Mixed reactions to landmark demolition
The scheduled demolition this week of an Edwardian house that has fallen into disrepair, has received a mixed reception from the local community.
Once home to Woodvale MP John William Nixon,‘Woodvale House’ on the lower Ballygomartin Road is to be knocked down to make way for a nursing home.
Shankill DUP Councillor Brian Kingston has expressed his disappointment at the loss of what was a “grand dwelling” overlooking Woodvale Park. “Its deterioration and pending demolition is a great loss to the built heritage of the Woodvale / Ballygomartin area. Sadly it has been derelict for many years and has deteriorated into a dangerous condition.
“Its most famous former resident was John William Nixon, a District Inspector in the Royal Irish/Ulster Constabulary, in the years before and after partition.
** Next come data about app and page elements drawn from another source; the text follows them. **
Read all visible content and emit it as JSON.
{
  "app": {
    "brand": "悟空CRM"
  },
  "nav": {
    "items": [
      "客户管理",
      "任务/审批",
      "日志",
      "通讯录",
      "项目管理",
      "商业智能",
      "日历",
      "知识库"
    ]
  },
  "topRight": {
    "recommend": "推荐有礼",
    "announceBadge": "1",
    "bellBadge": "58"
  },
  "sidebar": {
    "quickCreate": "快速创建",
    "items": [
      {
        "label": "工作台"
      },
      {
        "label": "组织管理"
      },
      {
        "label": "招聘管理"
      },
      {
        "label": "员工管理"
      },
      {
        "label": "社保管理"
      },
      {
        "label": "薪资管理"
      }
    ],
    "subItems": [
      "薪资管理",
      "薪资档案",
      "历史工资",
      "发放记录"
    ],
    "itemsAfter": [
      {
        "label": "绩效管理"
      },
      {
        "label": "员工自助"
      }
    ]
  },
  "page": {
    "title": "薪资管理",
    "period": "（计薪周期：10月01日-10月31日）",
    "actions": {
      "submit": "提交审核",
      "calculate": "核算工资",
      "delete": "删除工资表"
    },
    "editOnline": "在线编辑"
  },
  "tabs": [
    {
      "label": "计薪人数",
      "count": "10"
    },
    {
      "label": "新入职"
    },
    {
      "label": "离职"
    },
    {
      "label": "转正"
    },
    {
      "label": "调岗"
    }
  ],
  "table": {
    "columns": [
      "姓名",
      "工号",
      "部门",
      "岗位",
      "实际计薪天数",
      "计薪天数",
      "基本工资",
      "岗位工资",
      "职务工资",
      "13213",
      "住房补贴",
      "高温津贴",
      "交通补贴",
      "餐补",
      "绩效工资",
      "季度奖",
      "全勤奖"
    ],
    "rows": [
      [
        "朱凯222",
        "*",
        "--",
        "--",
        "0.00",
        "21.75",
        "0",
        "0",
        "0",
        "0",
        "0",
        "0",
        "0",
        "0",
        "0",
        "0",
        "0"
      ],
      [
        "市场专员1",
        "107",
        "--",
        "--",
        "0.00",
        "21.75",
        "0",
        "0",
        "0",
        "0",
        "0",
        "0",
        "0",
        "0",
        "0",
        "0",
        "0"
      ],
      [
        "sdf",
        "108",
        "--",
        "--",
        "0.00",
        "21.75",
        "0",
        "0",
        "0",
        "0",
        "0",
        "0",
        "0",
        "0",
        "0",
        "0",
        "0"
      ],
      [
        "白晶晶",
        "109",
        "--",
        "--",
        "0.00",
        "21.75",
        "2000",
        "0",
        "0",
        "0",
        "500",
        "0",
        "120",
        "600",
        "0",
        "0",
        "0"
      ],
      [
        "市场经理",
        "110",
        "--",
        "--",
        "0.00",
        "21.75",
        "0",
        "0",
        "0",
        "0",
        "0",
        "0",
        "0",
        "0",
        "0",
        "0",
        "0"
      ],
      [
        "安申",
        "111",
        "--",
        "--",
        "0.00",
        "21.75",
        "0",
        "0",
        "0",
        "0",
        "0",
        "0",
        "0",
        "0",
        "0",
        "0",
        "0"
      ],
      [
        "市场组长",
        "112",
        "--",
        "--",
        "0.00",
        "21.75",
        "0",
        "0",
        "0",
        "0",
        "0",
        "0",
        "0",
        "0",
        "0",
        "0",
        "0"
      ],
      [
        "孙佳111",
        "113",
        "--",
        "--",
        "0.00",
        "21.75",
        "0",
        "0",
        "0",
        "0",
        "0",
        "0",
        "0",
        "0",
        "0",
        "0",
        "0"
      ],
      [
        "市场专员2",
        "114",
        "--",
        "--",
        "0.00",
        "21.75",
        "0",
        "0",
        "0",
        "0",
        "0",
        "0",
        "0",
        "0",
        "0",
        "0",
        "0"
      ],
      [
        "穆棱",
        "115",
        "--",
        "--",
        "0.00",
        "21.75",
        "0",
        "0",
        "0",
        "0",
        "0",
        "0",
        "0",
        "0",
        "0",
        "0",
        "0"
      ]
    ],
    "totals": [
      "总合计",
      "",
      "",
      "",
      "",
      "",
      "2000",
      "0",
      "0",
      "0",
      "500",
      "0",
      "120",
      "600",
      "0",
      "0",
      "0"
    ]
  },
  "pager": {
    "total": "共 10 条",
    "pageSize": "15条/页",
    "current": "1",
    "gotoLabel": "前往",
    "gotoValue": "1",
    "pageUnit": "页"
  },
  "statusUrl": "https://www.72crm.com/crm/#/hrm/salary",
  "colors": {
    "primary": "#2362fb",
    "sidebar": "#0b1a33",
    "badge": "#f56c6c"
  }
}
Nixon, originally from Co Cavan, went on to represent Woodvale constituency on the Belfast Corporation and at Stormont as an independent Unionist MP from 1929 until his death in 1949,” he said.
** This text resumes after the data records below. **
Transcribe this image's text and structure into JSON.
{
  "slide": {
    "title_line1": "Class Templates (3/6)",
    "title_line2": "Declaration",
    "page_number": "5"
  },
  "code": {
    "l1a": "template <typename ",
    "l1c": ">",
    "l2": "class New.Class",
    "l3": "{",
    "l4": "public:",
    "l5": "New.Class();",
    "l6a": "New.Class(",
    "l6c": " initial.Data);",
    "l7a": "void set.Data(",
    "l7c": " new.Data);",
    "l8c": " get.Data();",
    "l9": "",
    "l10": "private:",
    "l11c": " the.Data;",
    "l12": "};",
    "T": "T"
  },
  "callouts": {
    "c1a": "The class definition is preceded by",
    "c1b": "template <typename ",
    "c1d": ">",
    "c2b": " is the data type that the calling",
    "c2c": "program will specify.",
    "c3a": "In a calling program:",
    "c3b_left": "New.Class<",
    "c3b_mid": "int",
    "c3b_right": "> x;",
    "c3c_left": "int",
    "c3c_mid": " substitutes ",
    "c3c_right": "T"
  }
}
“He was known as a strong local character and was awarded the MBE in 1923 ‘for services rendered during the troubled period’. He was accused by some writers of involvement in sectarian murder, claims which he successfully contested as libellous in court.
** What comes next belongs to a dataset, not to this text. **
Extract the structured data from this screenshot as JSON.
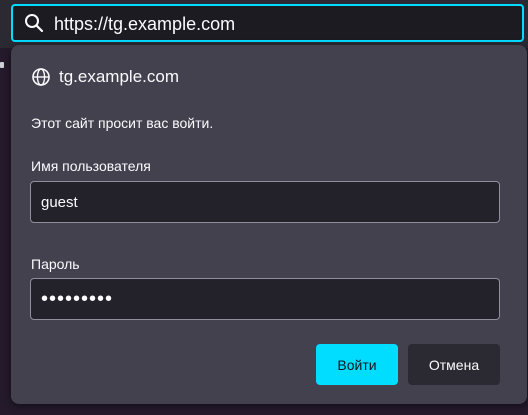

“Plans are being brought forward to build a replacement nursing home on the site, which I trust will be in keeping with the character of the area. Perhaps an image of Woodvale House can be included within the new premises as a reminder of the once grand and historic villa which preceded it at this prime location.”
Mr Nixon served as District Inspector for the Royal Irish Constabulary (RIC) and Ulster Special Constabulary (USC) at the time of the McMahon murders in 1922 when six Catholic civilians — including five members of one family — were killed in their home.
It was reported that they were shot dead by members of the USC and RIC in retaliation for the IRA’s shooting of two policemen days earlier. The dead were aged between 15 and 50.
Sinn Fein Councillor Conor Maskey said it was widely suspected that Mr Nixon was involved in the McMahon murders.
“This isn’t an issue about whether or not a historical building should be retained because part of the background of this is particularly drenched in controversy. The fact that a very large number of units are going to be created on this site to house older people is something we should all welcome and embrace rather than try to stifle.”